These two things are irreconcilable, and since we can’t dispute the scientific findings or change the laws of nature, those of us who care about the future must do what we can to reduce the production, export and burning of fossil fuels – especially coal.
Since we know what is at stake we feel a moral obligation to do what we can to help prevent this looming disaster. On Saturday May 5th that means stopping your coal trains from reaching our ports.
Our actions will be peaceful, non-violent, and respectful of others. There will be no property destruction. We are striving to be the best citizens we can. We will stand up for what we believe is right and conduct ourselves with dignity.
Why we are involving you:
We know that you have canceled plans to have your utilities build coal fired power plants. Like us, we are sure you know that coal is the dirtiest of fossil fuels; when burned it produces the most global warming pollution per unit of energy. We assume you are familiar with the growing number of scientists – including NASA’s Dr James Hansen, and IPCC member Dr Andrew Weaver – who warn us that if we burn the world’s accessible coal reserves we will destroy the benign and hospitable climate that has allowed human civilization to flourish.
What we can’t understand is why you allow your railway, Burlington Northern Santa Fe, to continue shipping vast amounts of US coal out of Canadian ports to be burned in Asia. No matter where this coal is burned, it brings us closer to a climatic point of no return.
Mr Buffett, you have spoken eloquently about the need for shared sacrifice. But with all respect sir, when it comes to climate change it appears that other people are doing all the suffering while you profit from the very causes of the problem. That’s not fair, and we urge you to apply the same moral reasoning to the climate crisis as you have to the problem of economic inequality in your country.
You are in many ways an important figure of conscience in the world. We appeal to you to seize this opportunity and make a bold decision on coal. With your support we can ensure a healthy future for our children and people around the world.
We acknowledge that this action is taking place on unceded Coast Salish territory.
British Columbians for Climate Action
Chief Willard Cook, Semiahmoo First Nation (sent by fax)
Andrew Weaver, University of Victoria
James Hansen, Columbia University
Bill McKibben, 350.org
Specific details on our intention to stop your coal trains on May 5th:
For 24 hrs on May 5th we are prepared to stop all loaded coal trains traveling west/north that approach mile 122 (White Rock pier) on the New Westminster Subdivision, Northwest Division, of the Burlington Northern Santa Fe Railway. From dawn to dusk on May 5th we will also stop all unloaded coal trains traveling east/south approaching mile 122.
We will not interfere with other freight trains using this line on May 5th, nor will we interfere with the movement of Amtrak Trains using the New Westminster Subdivision on that day:

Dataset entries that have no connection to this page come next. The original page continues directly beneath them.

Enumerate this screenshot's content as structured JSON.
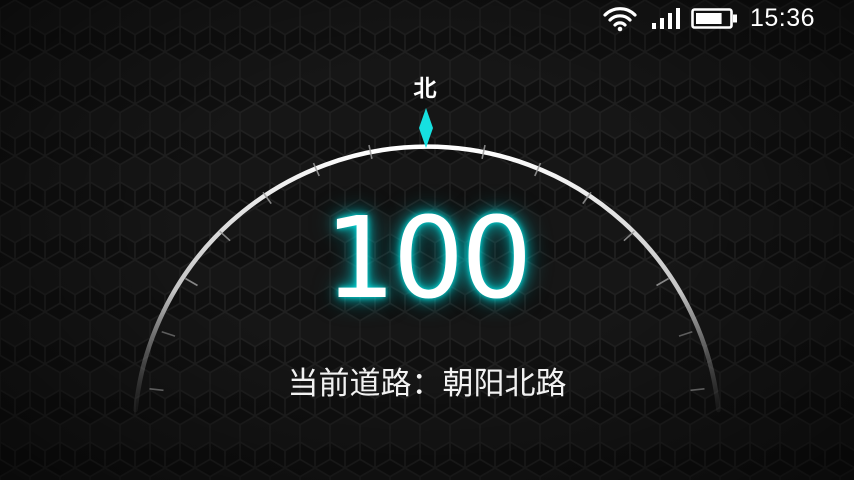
{
  "status_bar": {
    "icons": [
      "wifi-icon",
      "cellular-signal-icon",
      "battery-icon"
    ],
    "battery_level": 0.8,
    "time": "15:36"
  },
  "compass": {
    "direction_label": "北",
    "accent_color": "#16e0e0",
    "arc_color": "#ffffff"
  },
  "speed": {
    "value": "100",
    "glow_color": "#00e0e0"
  },
  "road": {
    "label": "当前道路",
    "separator": "：",
    "name": "朝阳北路"
  }
}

We will step off the tracks well in advance of the arrival of Amtrak service. Our spotters to the south and north will give us notice of the approach of any freight traffic, and we will step away for these trains as well. A 21 MPH speed restriction is in place for some distance both sides of mile 122 of the New Westminster Subdivision, which is the site of a well used foot crossing that is safe and familiar to both pedestrians and train crews.We are confident that we can safely remove ourselves from the tracks to allow the passage of Amtrak service and freight trains.
Our spotters in the USA and Canada will provide us with notice well in advance if coal trains are moving anywhere on the New Westminster Subdivision on May 5th. We ask you to stand down all coal traffic on this day in order to avoid a confrontation at mile 122 and potential disruption of passenger rail service.